Wright Light: A bit of family history hanging on the tree
BY JASON ASHLEY WRIGHT World Scene Writer
Tuesday, November 27, 2012
11/27/12 at 5:34 AM
Go to Jason Ashley Wright's BlogOriginal Print Headline: A little bit of history on the tree
As a kid, you can get away with giving some pretty lame presents - "lame," in this instance, meaning "hand-made."
You know the kind: plaster-of-Paris ornaments, others made of reindeer-brown clothespins and antler-shaped pipe cleaners, some in a shape somewhere between melted candy cane and reptilian road kill.
Between the time I stopped believing in Santa and somewhere in my 20s, I looked back on these misshaped baubles and grade-school tchotchkes with an eye roll. "Surely," I'd tell myself, "Mom is only putting this orange Christmas bell with a black stripe on the tree because I'm standing here."
But as this past weekend afforded me the chance to help Mom decorate the tree for the first time in more than a decade, I see how Mom's tree is less holiday garnish and more genealogical decoration - a true family tree representing five generations and nearly 100 years of history, with a story behind almost every single trimming.
My new favorite among the batch, and the oldest on the tree, is a single baby bootie that my maternal great-grandmother Mama Miles tatted for Mamaw Walters, who was born 96 years ago this year. A few branches over from that is a brass baby-girl-shaped ornament with Mom's name on it: "Eloise." Apparently, people have been misspelling Mom's name, Elouise, as far back as the late '40s.
Many of the ornaments represent a period from the time my brother, Jay, was born up to the mid-'80s, when I stopped making stuff in school. Among the oldest is a bendable, red and green, felt-clad Christmas elf that was on a poinsettia given to my mother after my brother was born.
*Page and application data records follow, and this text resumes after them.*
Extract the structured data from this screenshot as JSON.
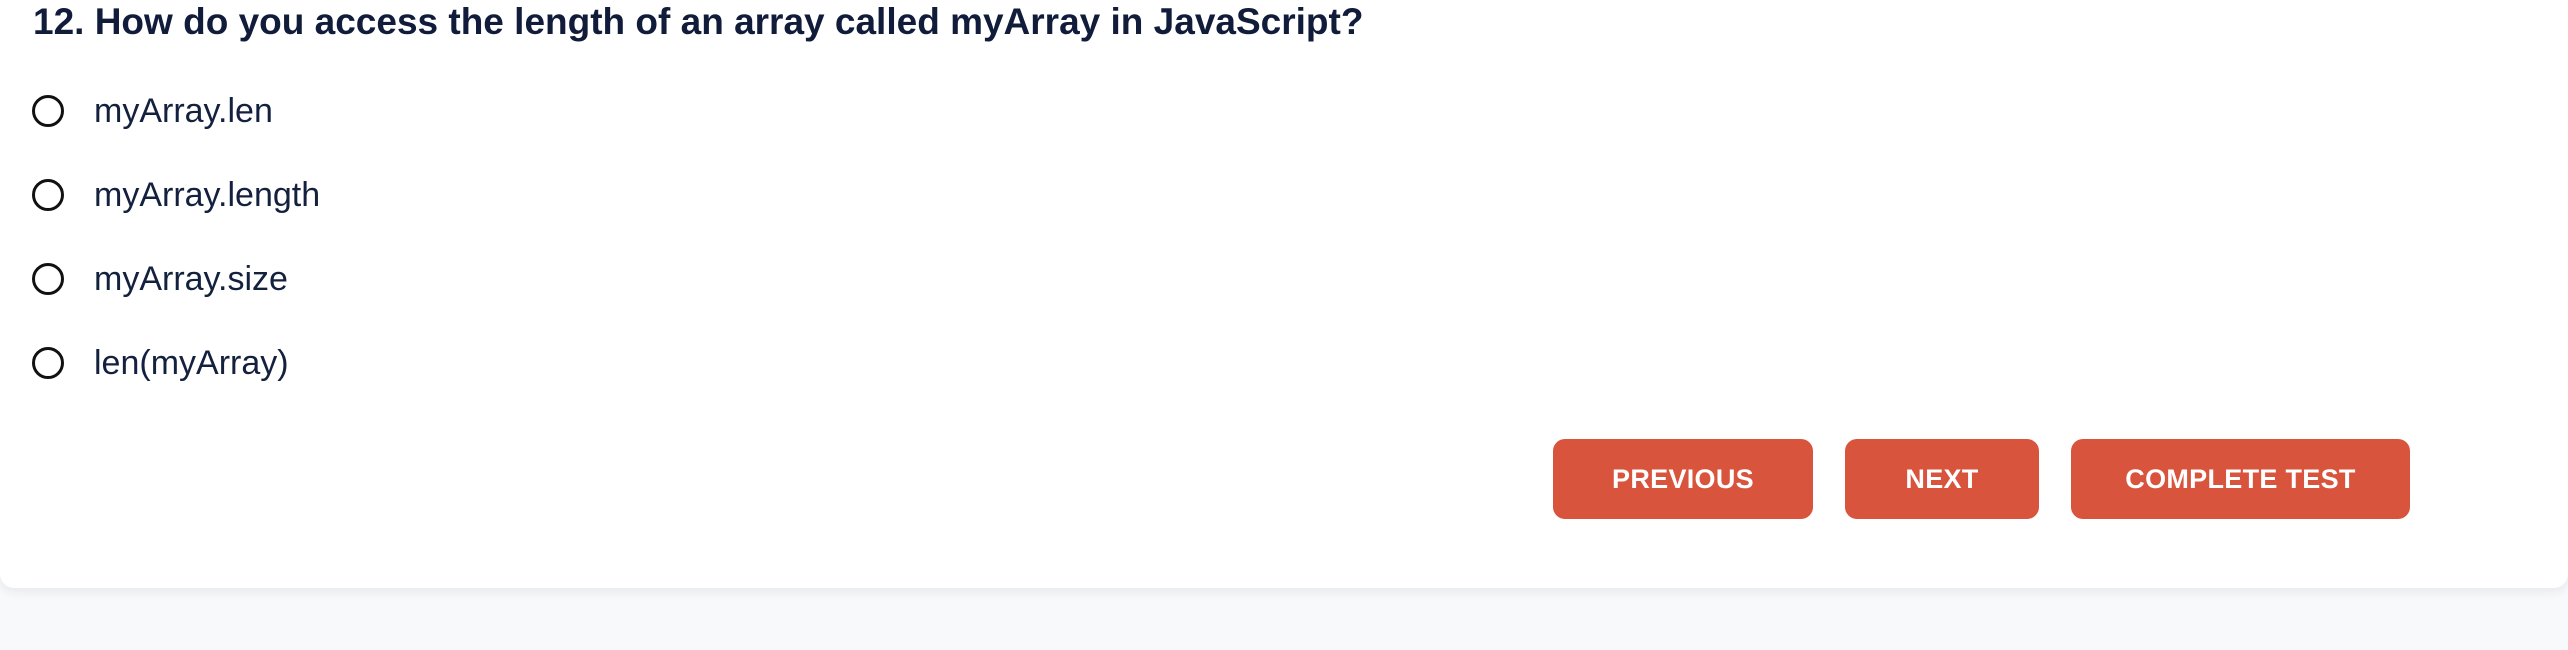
{
  "question": {
    "text": "12. How do you access the length of an array called myArray in JavaScript?"
  },
  "options": [
    {
      "label": "myArray.len"
    },
    {
      "label": "myArray.length"
    },
    {
      "label": "myArray.size"
    },
    {
      "label": "len(myArray)"
    }
  ],
  "buttons": {
    "previous": "PREVIOUS",
    "next": "NEXT",
    "complete": "COMPLETE TEST"
  },
  "colors": {
    "accent": "#d9543d",
    "text": "#101c3a",
    "background": "#f8f9fb"
  }
}
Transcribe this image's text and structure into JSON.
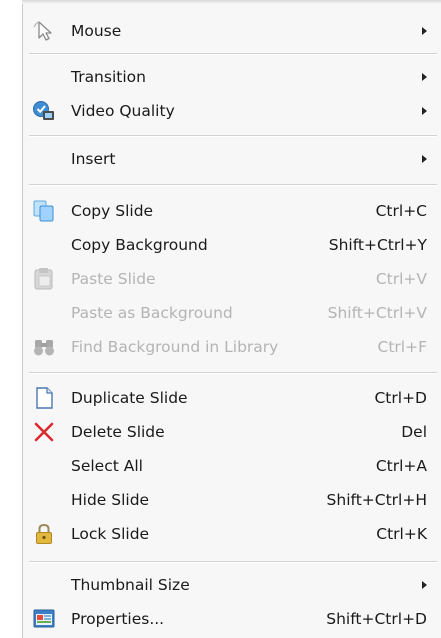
{
  "menu": {
    "mouse": {
      "label": "Mouse"
    },
    "transition": {
      "label": "Transition"
    },
    "video_quality": {
      "label": "Video Quality"
    },
    "insert": {
      "label": "Insert"
    },
    "copy_slide": {
      "label": "Copy Slide",
      "shortcut": "Ctrl+C"
    },
    "copy_background": {
      "label": "Copy Background",
      "shortcut": "Shift+Ctrl+Y"
    },
    "paste_slide": {
      "label": "Paste Slide",
      "shortcut": "Ctrl+V",
      "enabled": false
    },
    "paste_background": {
      "label": "Paste as Background",
      "shortcut": "Shift+Ctrl+V",
      "enabled": false
    },
    "find_background": {
      "label": "Find Background in Library",
      "shortcut": "Ctrl+F",
      "enabled": false
    },
    "duplicate_slide": {
      "label": "Duplicate Slide",
      "shortcut": "Ctrl+D"
    },
    "delete_slide": {
      "label": "Delete Slide",
      "shortcut": "Del"
    },
    "select_all": {
      "label": "Select All",
      "shortcut": "Ctrl+A"
    },
    "hide_slide": {
      "label": "Hide Slide",
      "shortcut": "Shift+Ctrl+H"
    },
    "lock_slide": {
      "label": "Lock Slide",
      "shortcut": "Ctrl+K"
    },
    "thumbnail_size": {
      "label": "Thumbnail Size"
    },
    "properties": {
      "label": "Properties...",
      "shortcut": "Shift+Ctrl+D"
    }
  },
  "icons": {
    "mouse": "mouse-pointer-icon",
    "video_quality": "video-quality-icon",
    "copy_slide": "copy-icon",
    "paste_slide": "paste-icon",
    "find_background": "binoculars-icon",
    "duplicate_slide": "document-icon",
    "delete_slide": "red-x-icon",
    "lock_slide": "padlock-icon",
    "properties": "properties-icon"
  }
}
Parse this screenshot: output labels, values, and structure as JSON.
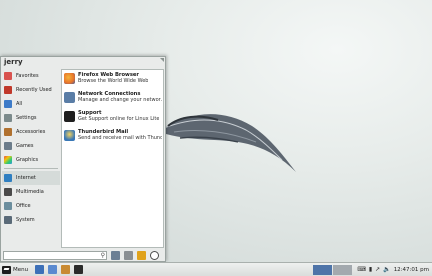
{
  "user": {
    "name": "jerry"
  },
  "categories": [
    {
      "label": "Favorites",
      "icon": "star-icon",
      "color": "#d9534f"
    },
    {
      "label": "Recently Used",
      "icon": "clock-icon",
      "color": "#c0392b"
    },
    {
      "label": "All",
      "icon": "grid-icon",
      "color": "#3d7bc8"
    },
    {
      "label": "Settings",
      "icon": "settings-icon",
      "color": "#7b8a8b"
    },
    {
      "label": "Accessories",
      "icon": "accessories-icon",
      "color": "#b0712f"
    },
    {
      "label": "Games",
      "icon": "games-icon",
      "color": "#6b7c8a"
    },
    {
      "label": "Graphics",
      "icon": "graphics-icon",
      "color": "#c94fbf"
    },
    {
      "label": "Internet",
      "icon": "internet-icon",
      "color": "#2f7fc1"
    },
    {
      "label": "Multimedia",
      "icon": "multimedia-icon",
      "color": "#4a4a4a"
    },
    {
      "label": "Office",
      "icon": "office-icon",
      "color": "#6b8e9e"
    },
    {
      "label": "System",
      "icon": "system-icon",
      "color": "#5a6a78"
    }
  ],
  "apps": [
    {
      "name": "Firefox Web Browser",
      "desc": "Browse the World Wide Web",
      "icon": "firefox-icon",
      "color": "#e8732a"
    },
    {
      "name": "Network Connections",
      "desc": "Manage and change your networ…",
      "icon": "network-icon",
      "color": "#5a7da6"
    },
    {
      "name": "Support",
      "desc": "Get Support online for Linux Lite",
      "icon": "support-icon",
      "color": "#1f1f1f"
    },
    {
      "name": "Thunderbird Mail",
      "desc": "Send and receive mail with Thund…",
      "icon": "thunderbird-icon",
      "color": "#3a78b6"
    }
  ],
  "search": {
    "placeholder": "",
    "value": ""
  },
  "footer_buttons": [
    {
      "icon": "display-settings-icon",
      "color": "#6b7f94"
    },
    {
      "icon": "user-settings-icon",
      "color": "#8a8f93"
    },
    {
      "icon": "logout-icon",
      "color": "#e0a21b"
    },
    {
      "icon": "power-icon",
      "color": "#4a4a4a"
    }
  ],
  "taskbar": {
    "menu_label": "Menu",
    "launchers": [
      {
        "icon": "firefox-icon",
        "color": "#3d70b8"
      },
      {
        "icon": "files-icon",
        "color": "#5a8ad0"
      },
      {
        "icon": "editor-icon",
        "color": "#c98a32"
      },
      {
        "icon": "terminal-icon",
        "color": "#2b2b2b"
      }
    ],
    "workspaces": [
      {
        "color": "#4e74a8"
      },
      {
        "color": "#a3a9ae"
      }
    ],
    "tray_icons": [
      "keyboard-icon",
      "battery-icon",
      "network-icon",
      "volume-icon"
    ],
    "clock": "12:47:01 pm"
  }
}
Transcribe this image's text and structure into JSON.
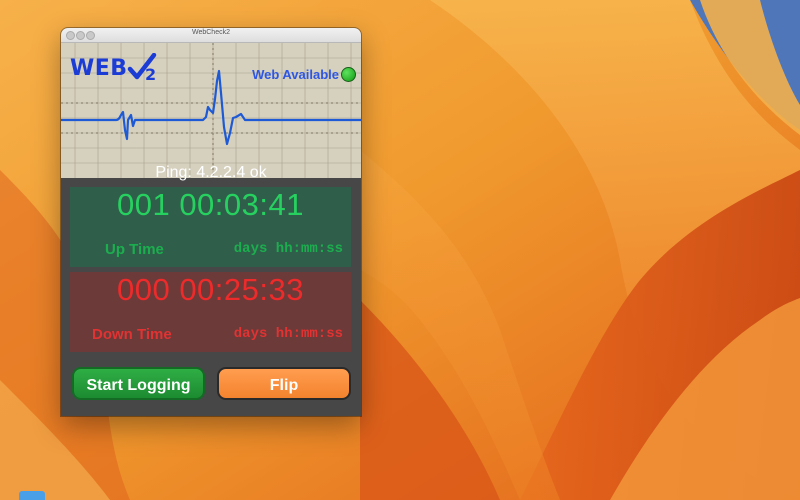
{
  "window": {
    "title": "WebCheck2"
  },
  "logo": {
    "text": "WEB",
    "subscript": "2"
  },
  "status": {
    "text": "Web Available",
    "color": "#22b022"
  },
  "ping": {
    "text": "Ping: 4.2.2.4 ok"
  },
  "uptime": {
    "value": "001 00:03:41",
    "label": "Up Time",
    "units": "days hh:mm:ss"
  },
  "downtime": {
    "value": "000 00:25:33",
    "label": "Down Time",
    "units": "days hh:mm:ss"
  },
  "buttons": {
    "start_logging": "Start Logging",
    "flip": "Flip"
  },
  "colors": {
    "accent_blue": "#1c3cd6",
    "up_green": "#27d160",
    "down_red": "#ee2a2a",
    "flip_orange": "#f4832e",
    "start_green": "#1c8b31"
  }
}
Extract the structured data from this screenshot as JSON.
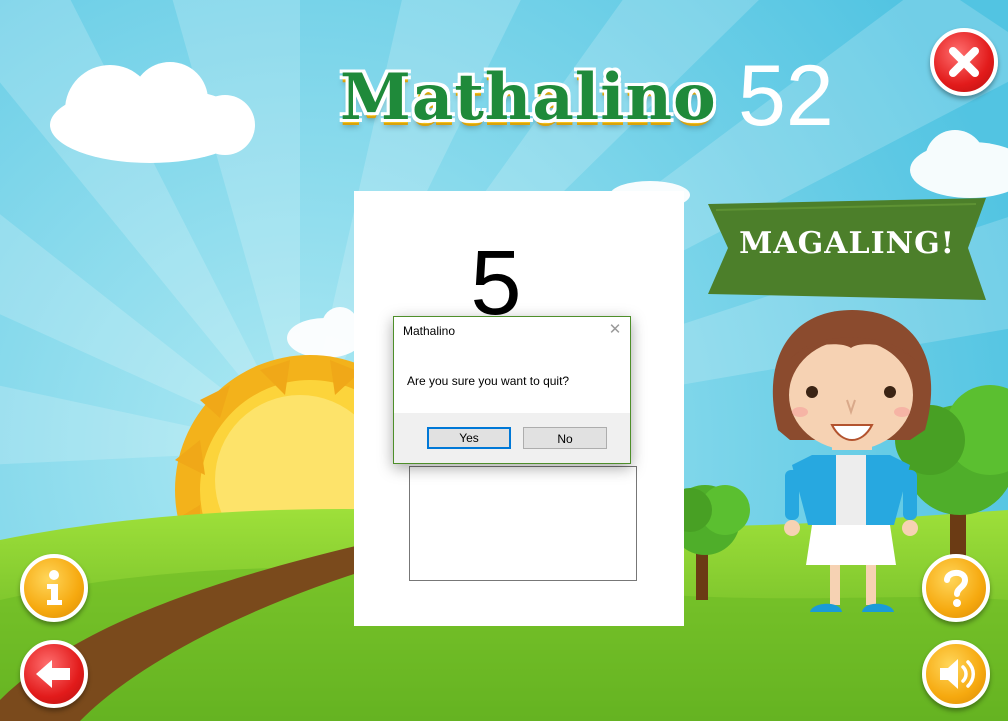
{
  "game": {
    "title": "Mathalino",
    "score": "52",
    "current_number": "5",
    "feedback_banner": "MAGALING!",
    "answer_value": ""
  },
  "dialog": {
    "title": "Mathalino",
    "message": "Are you sure you want to quit?",
    "yes_label": "Yes",
    "no_label": "No",
    "close_glyph": "✕"
  },
  "icons": {
    "close": "close-icon",
    "info": "info-icon",
    "back": "back-arrow-icon",
    "help": "help-icon",
    "sound": "sound-icon"
  },
  "colors": {
    "sky": "#5ecbe6",
    "grass": "#7cc82b",
    "banner": "#4c7f2a",
    "dialog_border": "#4e8f2a",
    "button_focus": "#0078d7",
    "title_green": "#1f8a3a"
  }
}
Jay's brown football and my green and yellow truck were ceramic ornaments made in 1978 by our neighbor when we lived in Hawaii - not the actual state but the name of the campus apartment building in which we resided while Dad was going to New Orleans Baptist Theological Seminary. The neighbor also made a beautiful ceramic Christmas tree for Mom.
I'm surprised the thin bells, stars and trees Mamaw Wright helped me make out of plaster poured into old Christmas cookie tins my fifth-grade year have made it this far. Sadly, my glitter-antlered clothespin reindeer with googley eyes from second grade was found decapitated.
A few dozen ornaments on the tree were made by Mamaw Walters, including crocheted candy canes, Santa faces, and green and red ice skates with paperclip blades. She also made white yarn frames with each of the grandkids' photos inside, including my kindergarten photo from Safety-Land Day Nursery in Tampa, Fla.
Mamaw Walters also knitted a little white basket with a dark green pickle inside. I always thought that was strange, but apparently it's part of an old tradition - for kids to hunt for the pickle hidden in the tree's limbs, with the one who finds it given a prize.
When I told my nephew, T, that story the night he helped decorate the tree while watching the Bama-Auburn game, his eyes got big, and he immediately began searching for one of the pickles - the other being a new glass one Mom bought on a recent trip with Dad to the Smokey Mountains to see the fall foliage. That's when they also bought another Christopher Radko ornament and other beautiful, dainty things that glam-up the tree.
But none of those newbies hold a candle to the storied ornaments, about which T will one day tell a sixth generation when they hang their own ornaments on the tree - and, perhaps, hunt for a pickle made of yarn by their great-great-grandmother.